Dan Goodley is Professor of Disability Studies and Education at the University of Sheffield
By Katrina Scior, on 22 May 2019
This evening yet another BBC Panorama programme was screened featuring undercover footage of people with learning disabilities being victimised and abused by those tasked with caring for them. Like many in the learning disability ‘community’, I watched with a sense of shock and despair as a whole number of care staff again and again taunted and assaulted the people in their care, apparently for their own entertainment. We were here before, when in May 2011 another Panorama programme showed adults with learning disabilities and autism being demeaned, repeatedly abused and assaulted at Winterbourne View. After said programme, there was a public outcry and the government held an enquiry, chaired by Sir Stephen Bubb, that led to the Transforming Care programme. A huge amount of work has gone into Transforming Care, aimed to achieve better lives for people with learning disabilities and to reduce the risk of infringements against their most fundamental human rights by those on whom they are dependent for daily support. Following a high-profile court case, six care workers were given prison terms for what the judge called “cruel, callous and degrading” abuse of the individuals in their care. So how is it possible that we are here again? Without providing an exhaustive list of the many complex reasons, in this blog I want to touch on a few. Read the rest of this entry »
By ucjulpo, on 7 September 2018

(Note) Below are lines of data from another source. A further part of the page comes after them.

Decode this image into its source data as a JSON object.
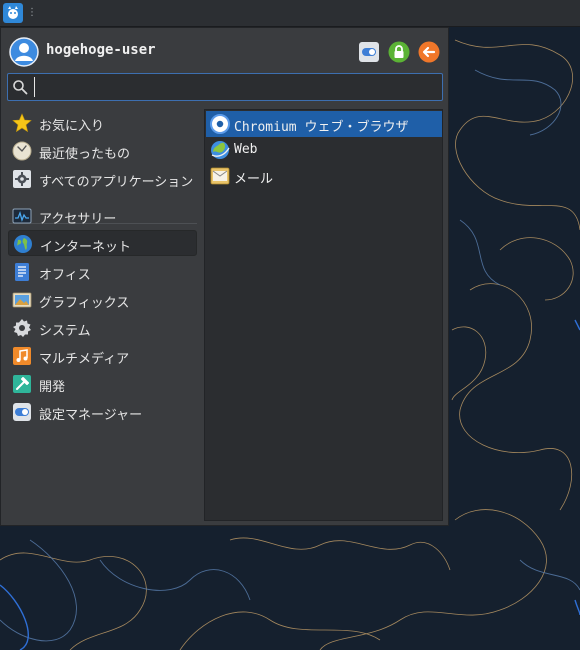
{
  "panel": {
    "menu_icon": "whisker-menu-icon"
  },
  "user": {
    "name": "hogehoge-user",
    "avatar_icon": "user-avatar-icon"
  },
  "actions": [
    {
      "name": "settings-manager-button",
      "icon": "toggle-settings-icon"
    },
    {
      "name": "lock-screen-button",
      "icon": "lock-icon"
    },
    {
      "name": "log-out-button",
      "icon": "back-arrow-icon"
    }
  ],
  "search": {
    "value": "",
    "placeholder": ""
  },
  "categories": [
    {
      "label": "お気に入り",
      "icon": "star-icon"
    },
    {
      "label": "最近使ったもの",
      "icon": "clock-icon"
    },
    {
      "label": "すべてのアプリケーション",
      "icon": "gear-icon"
    },
    {
      "label": "アクセサリー",
      "icon": "pulse-icon"
    },
    {
      "label": "インターネット",
      "icon": "globe-icon",
      "active": true
    },
    {
      "label": "オフィス",
      "icon": "document-icon"
    },
    {
      "label": "グラフィックス",
      "icon": "image-icon"
    },
    {
      "label": "システム",
      "icon": "cog-icon"
    },
    {
      "label": "マルチメディア",
      "icon": "music-icon"
    },
    {
      "label": "開発",
      "icon": "hammer-icon"
    },
    {
      "label": "設定マネージャー",
      "icon": "toggle-icon"
    }
  ],
  "apps": [
    {
      "label": "Chromium ウェブ・ブラウザ",
      "icon": "chromium-icon",
      "selected": true
    },
    {
      "label": "Web",
      "icon": "web-globe-icon"
    },
    {
      "label": "メール",
      "icon": "mail-icon"
    }
  ],
  "colors": {
    "accent": "#1f5fa8",
    "menu_bg": "#3a3c3f",
    "wallpaper": "#15202e"
  }
}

Recently, Dame Barbara Windsor and her husband Scott Mitchell publicly modelled a deliberate and careful decision about ‘who to tell, how and when?’ about a diagnosis of dementia. In Dame Windsor’s case, over three years after receiving the initial diagnosis and sharing it in closer circles, the couple decided to tell the public via an interview with The Sun. Read the rest of this entry »